%%

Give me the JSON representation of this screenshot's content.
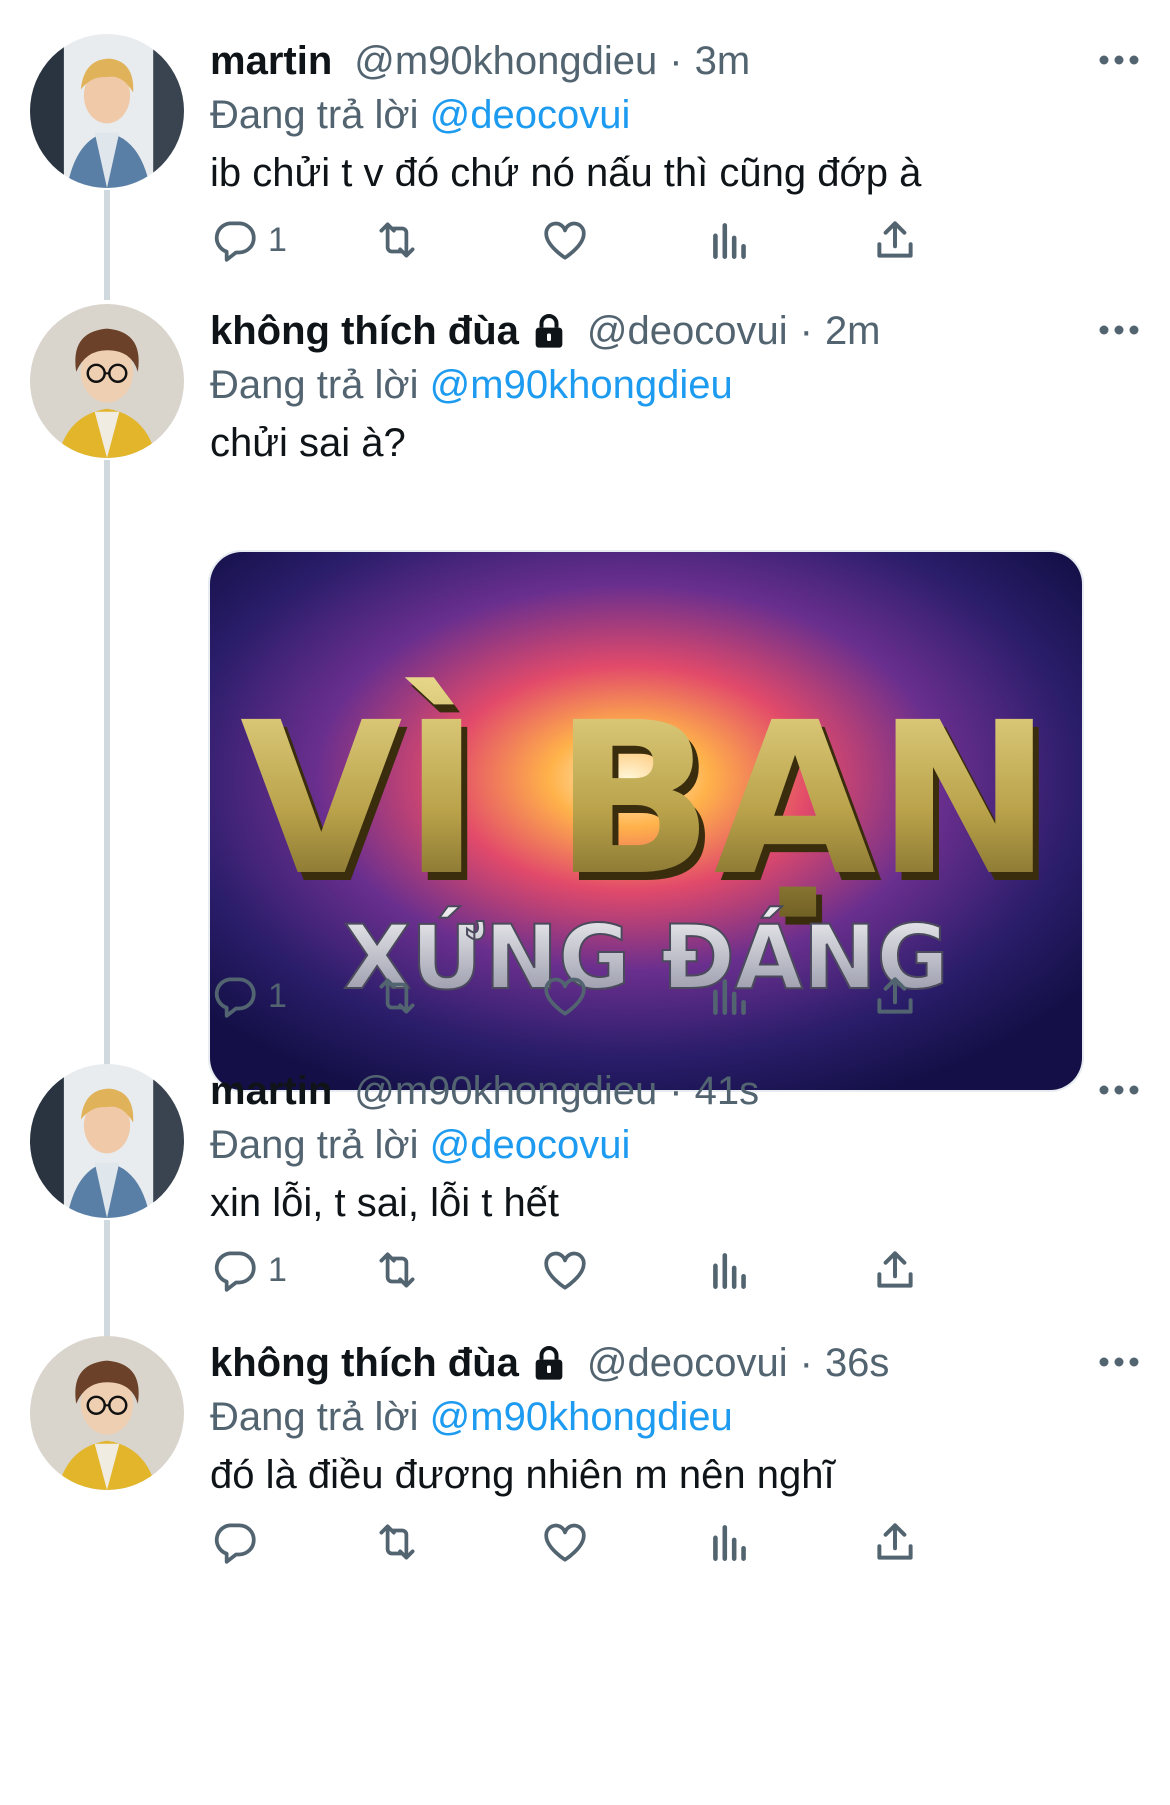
{
  "colors": {
    "text_primary": "#0f1419",
    "text_secondary": "#536471",
    "link": "#1d9bf0",
    "thread_line": "#cfd9de"
  },
  "icons": {
    "reply": "speech-bubble-icon",
    "retweet": "retweet-arrows-icon",
    "like": "heart-icon",
    "views": "bar-chart-icon",
    "share": "share-upload-icon",
    "more": "three-dots-icon",
    "lock": "lock-icon"
  },
  "tweets": [
    {
      "display_name": "martin",
      "handle": "@m90khongdieu",
      "separator": "·",
      "time": "3m",
      "reply_prefix": "Đang trả lời",
      "reply_to": "@deocovui",
      "text": "ib chửi t v đó chứ nó nấu thì cũng đớp à",
      "reply_count": "1",
      "protected": false
    },
    {
      "display_name": "không thích đùa",
      "handle": "@deocovui",
      "separator": "·",
      "time": "2m",
      "reply_prefix": "Đang trả lời",
      "reply_to": "@m90khongdieu",
      "text": "chửi sai à?",
      "reply_count": "1",
      "protected": true,
      "media": {
        "line1": "VÌ BẠN",
        "line2": "XỨNG ĐÁNG"
      }
    },
    {
      "display_name": "martin",
      "handle": "@m90khongdieu",
      "separator": "·",
      "time": "41s",
      "reply_prefix": "Đang trả lời",
      "reply_to": "@deocovui",
      "text": "xin lỗi, t sai, lỗi t hết",
      "reply_count": "1",
      "protected": false
    },
    {
      "display_name": "không thích đùa",
      "handle": "@deocovui",
      "separator": "·",
      "time": "36s",
      "reply_prefix": "Đang trả lời",
      "reply_to": "@m90khongdieu",
      "text": "đó là điều đương nhiên m nên nghĩ",
      "reply_count": "",
      "protected": true
    }
  ]
}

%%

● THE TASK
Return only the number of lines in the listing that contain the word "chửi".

● RESPONSE AREA
2